#### The data

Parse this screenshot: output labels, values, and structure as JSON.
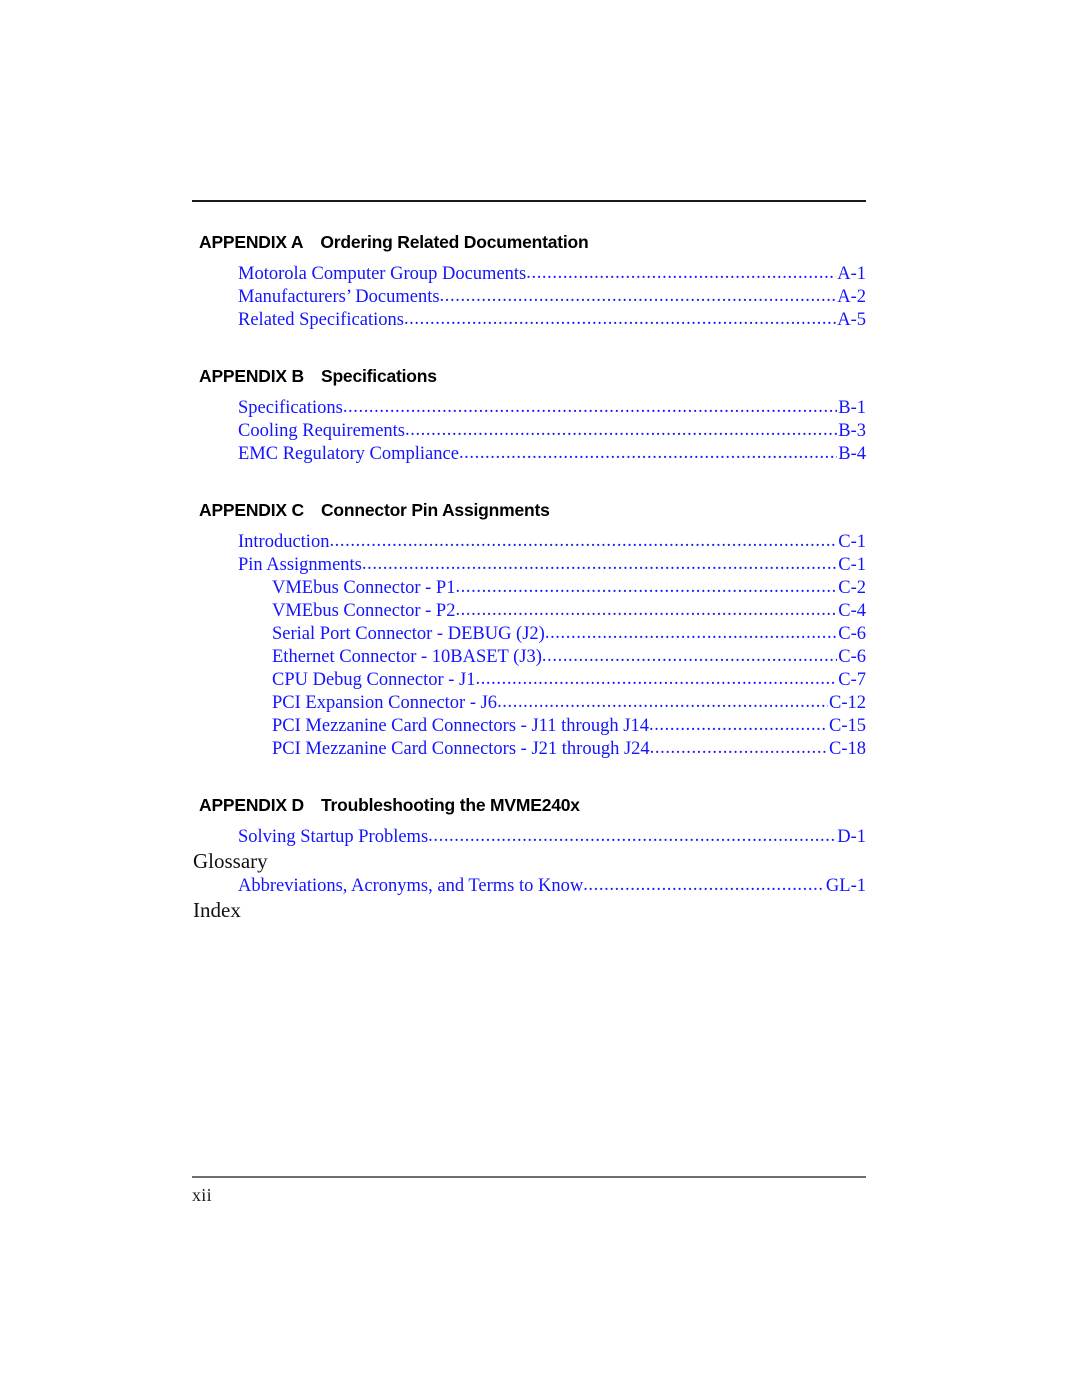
{
  "document": {
    "folio": "xii"
  },
  "sections": [
    {
      "kind": "appendix",
      "label": "APPENDIX A",
      "title": "Ordering Related Documentation",
      "entries": [
        {
          "level": 1,
          "title": "Motorola Computer Group Documents",
          "page": "A-1"
        },
        {
          "level": 1,
          "title": "Manufacturers’ Documents",
          "page": "A-2"
        },
        {
          "level": 1,
          "title": "Related Specifications",
          "page": "A-5"
        }
      ]
    },
    {
      "kind": "appendix",
      "label": "APPENDIX B",
      "title": "Specifications",
      "entries": [
        {
          "level": 1,
          "title": "Specifications",
          "page": "B-1"
        },
        {
          "level": 1,
          "title": "Cooling Requirements",
          "page": "B-3"
        },
        {
          "level": 1,
          "title": "EMC Regulatory Compliance",
          "page": "B-4"
        }
      ]
    },
    {
      "kind": "appendix",
      "label": "APPENDIX C",
      "title": "Connector Pin Assignments",
      "entries": [
        {
          "level": 1,
          "title": "Introduction",
          "page": "C-1"
        },
        {
          "level": 1,
          "title": "Pin Assignments",
          "page": "C-1"
        },
        {
          "level": 2,
          "title": "VMEbus Connector - P1",
          "page": "C-2"
        },
        {
          "level": 2,
          "title": "VMEbus Connector - P2",
          "page": "C-4"
        },
        {
          "level": 2,
          "title": "Serial Port Connector - DEBUG (J2)",
          "page": "C-6"
        },
        {
          "level": 2,
          "title": "Ethernet Connector - 10BASET (J3)",
          "page": "C-6"
        },
        {
          "level": 2,
          "title": "CPU Debug Connector - J1",
          "page": "C-7"
        },
        {
          "level": 2,
          "title": "PCI Expansion Connector - J6",
          "page": "C-12"
        },
        {
          "level": 2,
          "title": "PCI Mezzanine Card Connectors - J11 through J14",
          "page": "C-15"
        },
        {
          "level": 2,
          "title": "PCI Mezzanine Card Connectors - J21 through J24",
          "page": "C-18"
        }
      ]
    },
    {
      "kind": "appendix",
      "label": "APPENDIX D",
      "title": "Troubleshooting the MVME240x",
      "entries": [
        {
          "level": 1,
          "title": "Solving Startup Problems",
          "page": "D-1"
        }
      ]
    },
    {
      "kind": "plain",
      "label": "Glossary",
      "title": "",
      "entries": [
        {
          "level": 1,
          "title": "Abbreviations, Acronyms, and Terms to Know",
          "page": "GL-1"
        }
      ]
    },
    {
      "kind": "plain",
      "label": "Index",
      "title": "",
      "entries": []
    }
  ]
}
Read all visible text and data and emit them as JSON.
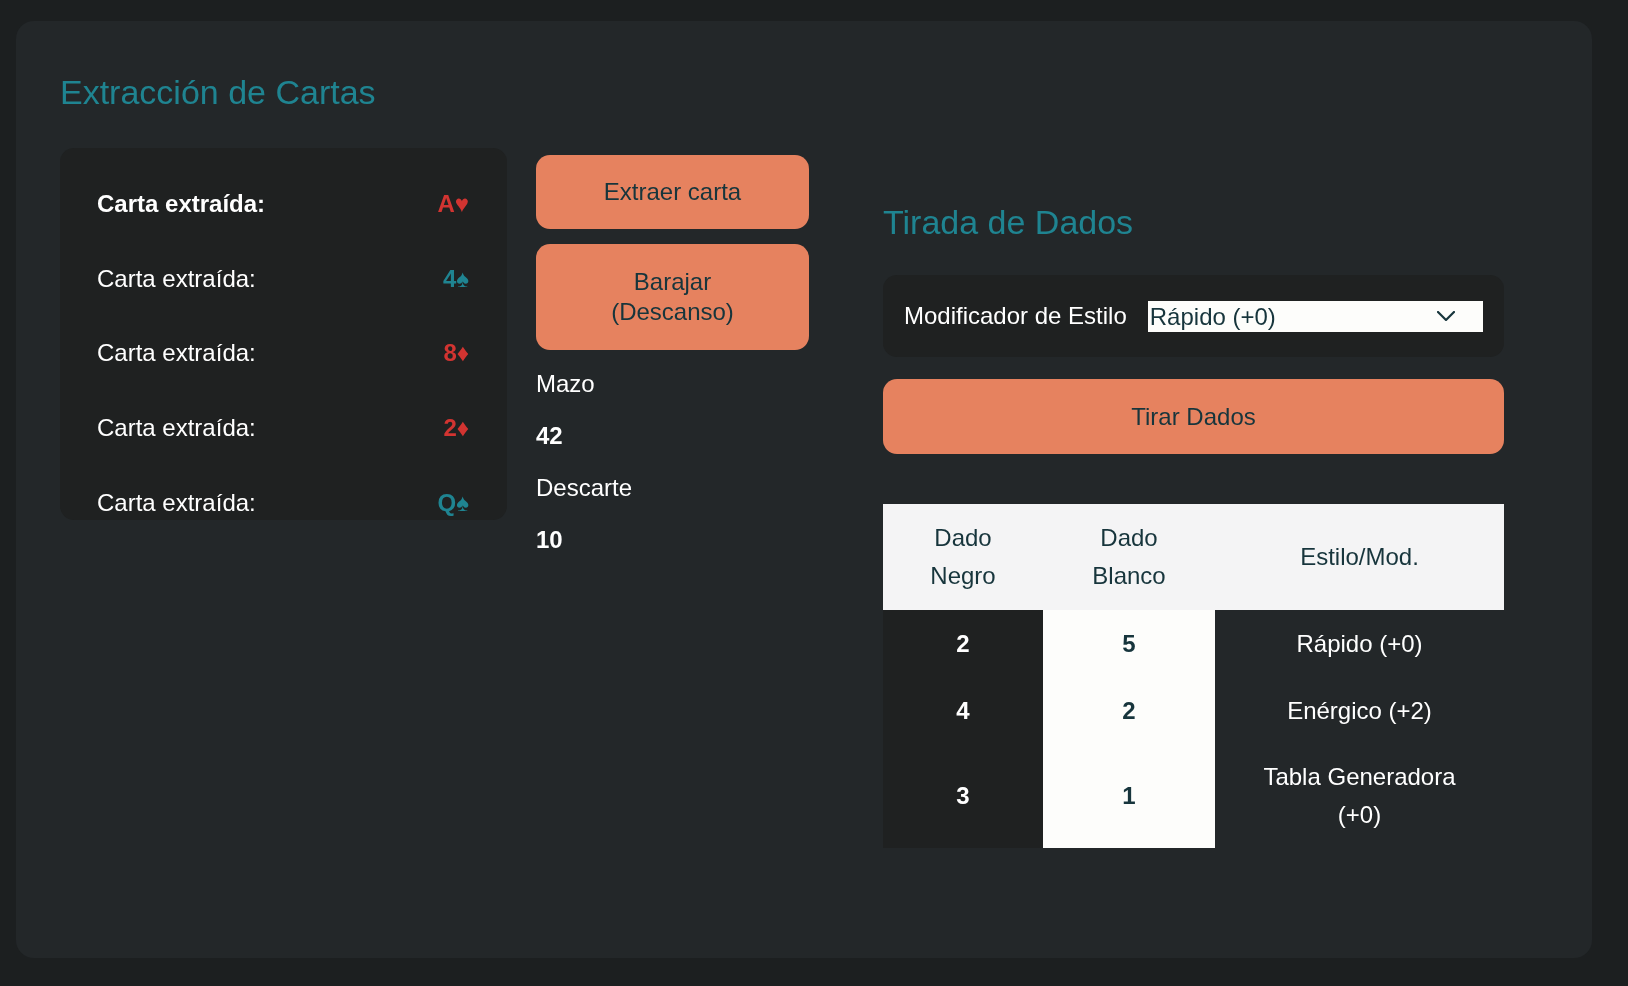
{
  "cards": {
    "title": "Extracción de Cartas",
    "draws": [
      {
        "label": "Carta extraída:",
        "card": "A♥",
        "color": "#d23431",
        "latest": true
      },
      {
        "label": "Carta extraída:",
        "card": "4♠",
        "color": "#1f8491",
        "latest": false
      },
      {
        "label": "Carta extraída:",
        "card": "8♦",
        "color": "#d23431",
        "latest": false
      },
      {
        "label": "Carta extraída:",
        "card": "2♦",
        "color": "#d23431",
        "latest": false
      },
      {
        "label": "Carta extraída:",
        "card": "Q♠",
        "color": "#1f8491",
        "latest": false
      }
    ],
    "buttons": [
      "Extraer carta",
      "Barajar (Descanso)"
    ],
    "counters": [
      {
        "label": "Mazo",
        "value": "42"
      },
      {
        "label": "Descarte",
        "value": "10"
      }
    ]
  },
  "dice": {
    "title": "Tirada de Dados",
    "modifier": {
      "label": "Modificador de Estilo",
      "value": "Rápido (+0)"
    },
    "roll_button": "Tirar Dados",
    "table": {
      "columns": [
        {
          "label": "Dado Negro",
          "kind": "black"
        },
        {
          "label": "Dado Blanco",
          "kind": "white"
        },
        {
          "label": "Estilo/Mod.",
          "kind": "plain"
        }
      ],
      "rows": [
        [
          "2",
          "5",
          "Rápido (+0)"
        ],
        [
          "4",
          "2",
          "Enérgico (+2)"
        ],
        [
          "3",
          "1",
          "Tabla Generadora (+0)"
        ]
      ]
    }
  }
}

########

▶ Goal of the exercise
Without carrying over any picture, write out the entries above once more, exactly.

▶ Written response
Parse this screenshot: output labels, values, and structure as JSON.
{
  "document": {
    "folio": "xii"
  },
  "sections": [
    {
      "kind": "appendix",
      "label": "APPENDIX A",
      "title": "Ordering Related Documentation",
      "entries": [
        {
          "level": 1,
          "title": "Motorola Computer Group Documents",
          "page": "A-1"
        },
        {
          "level": 1,
          "title": "Manufacturers’ Documents",
          "page": "A-2"
        },
        {
          "level": 1,
          "title": "Related Specifications",
          "page": "A-5"
        }
      ]
    },
    {
      "kind": "appendix",
      "label": "APPENDIX B",
      "title": "Specifications",
      "entries": [
        {
          "level": 1,
          "title": "Specifications",
          "page": "B-1"
        },
        {
          "level": 1,
          "title": "Cooling Requirements",
          "page": "B-3"
        },
        {
          "level": 1,
          "title": "EMC Regulatory Compliance",
          "page": "B-4"
        }
      ]
    },
    {
      "kind": "appendix",
      "label": "APPENDIX C",
      "title": "Connector Pin Assignments",
      "entries": [
        {
          "level": 1,
          "title": "Introduction",
          "page": "C-1"
        },
        {
          "level": 1,
          "title": "Pin Assignments",
          "page": "C-1"
        },
        {
          "level": 2,
          "title": "VMEbus Connector - P1",
          "page": "C-2"
        },
        {
          "level": 2,
          "title": "VMEbus Connector - P2",
          "page": "C-4"
        },
        {
          "level": 2,
          "title": "Serial Port Connector - DEBUG (J2)",
          "page": "C-6"
        },
        {
          "level": 2,
          "title": "Ethernet Connector - 10BASET (J3)",
          "page": "C-6"
        },
        {
          "level": 2,
          "title": "CPU Debug Connector - J1",
          "page": "C-7"
        },
        {
          "level": 2,
          "title": "PCI Expansion Connector - J6",
          "page": "C-12"
        },
        {
          "level": 2,
          "title": "PCI Mezzanine Card Connectors - J11 through J14",
          "page": "C-15"
        },
        {
          "level": 2,
          "title": "PCI Mezzanine Card Connectors - J21 through J24",
          "page": "C-18"
        }
      ]
    },
    {
      "kind": "appendix",
      "label": "APPENDIX D",
      "title": "Troubleshooting the MVME240x",
      "entries": [
        {
          "level": 1,
          "title": "Solving Startup Problems",
          "page": "D-1"
        }
      ]
    },
    {
      "kind": "plain",
      "label": "Glossary",
      "title": "",
      "entries": [
        {
          "level": 1,
          "title": "Abbreviations, Acronyms, and Terms to Know",
          "page": "GL-1"
        }
      ]
    },
    {
      "kind": "plain",
      "label": "Index",
      "title": "",
      "entries": []
    }
  ]
}
Read all visible text and data and emit them as JSON.
{
  "cards": {
    "title": "Extracción de Cartas",
    "draws": [
      {
        "label": "Carta extraída:",
        "card": "A♥",
        "color": "#d23431",
        "latest": true
      },
      {
        "label": "Carta extraída:",
        "card": "4♠",
        "color": "#1f8491",
        "latest": false
      },
      {
        "label": "Carta extraída:",
        "card": "8♦",
        "color": "#d23431",
        "latest": false
      },
      {
        "label": "Carta extraída:",
        "card": "2♦",
        "color": "#d23431",
        "latest": false
      },
      {
        "label": "Carta extraída:",
        "card": "Q♠",
        "color": "#1f8491",
        "latest": false
      }
    ],
    "buttons": [
      "Extraer carta",
      "Barajar (Descanso)"
    ],
    "counters": [
      {
        "label": "Mazo",
        "value": "42"
      },
      {
        "label": "Descarte",
        "value": "10"
      }
    ]
  },
  "dice": {
    "title": "Tirada de Dados",
    "modifier": {
      "label": "Modificador de Estilo",
      "value": "Rápido (+0)"
    },
    "roll_button": "Tirar Dados",
    "table": {
      "columns": [
        {
          "label": "Dado Negro",
          "kind": "black"
        },
        {
          "label": "Dado Blanco",
          "kind": "white"
        },
        {
          "label": "Estilo/Mod.",
          "kind": "plain"
        }
      ],
      "rows": [
        [
          "2",
          "5",
          "Rápido (+0)"
        ],
        [
          "4",
          "2",
          "Enérgico (+2)"
        ],
        [
          "3",
          "1",
          "Tabla Generadora (+0)"
        ]
      ]
    }
  }
}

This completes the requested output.